# INSTRUCTIONS FOR THE TASK
Output every line below as it stands, dropping only the images.

※ ※ ※

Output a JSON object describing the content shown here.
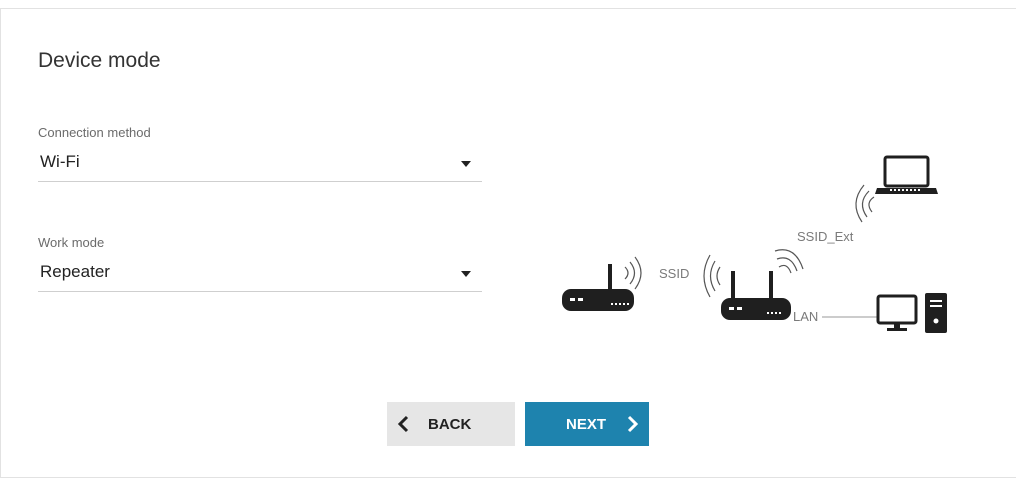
{
  "page": {
    "title": "Device mode"
  },
  "connection_method": {
    "label": "Connection method",
    "value": "Wi-Fi"
  },
  "work_mode": {
    "label": "Work mode",
    "value": "Repeater"
  },
  "diagram": {
    "ssid_label": "SSID",
    "ssid_ext_label": "SSID_Ext",
    "lan_label": "LAN",
    "icons": [
      "router-icon",
      "repeater-router-icon",
      "laptop-icon",
      "desktop-computer-icon",
      "wifi-signal-icon"
    ]
  },
  "buttons": {
    "back_label": "BACK",
    "next_label": "NEXT"
  },
  "colors": {
    "accent": "#1e83ae",
    "device": "#1f1f1f",
    "muted_text": "#7a7a7a"
  }
}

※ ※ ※

# EXERCISE ANSWER
Output a JSON object describing the content shown here.
{
  "page": {
    "title": "Device mode"
  },
  "connection_method": {
    "label": "Connection method",
    "value": "Wi-Fi"
  },
  "work_mode": {
    "label": "Work mode",
    "value": "Repeater"
  },
  "diagram": {
    "ssid_label": "SSID",
    "ssid_ext_label": "SSID_Ext",
    "lan_label": "LAN",
    "icons": [
      "router-icon",
      "repeater-router-icon",
      "laptop-icon",
      "desktop-computer-icon",
      "wifi-signal-icon"
    ]
  },
  "buttons": {
    "back_label": "BACK",
    "next_label": "NEXT"
  },
  "colors": {
    "accent": "#1e83ae",
    "device": "#1f1f1f",
    "muted_text": "#7a7a7a"
  }
}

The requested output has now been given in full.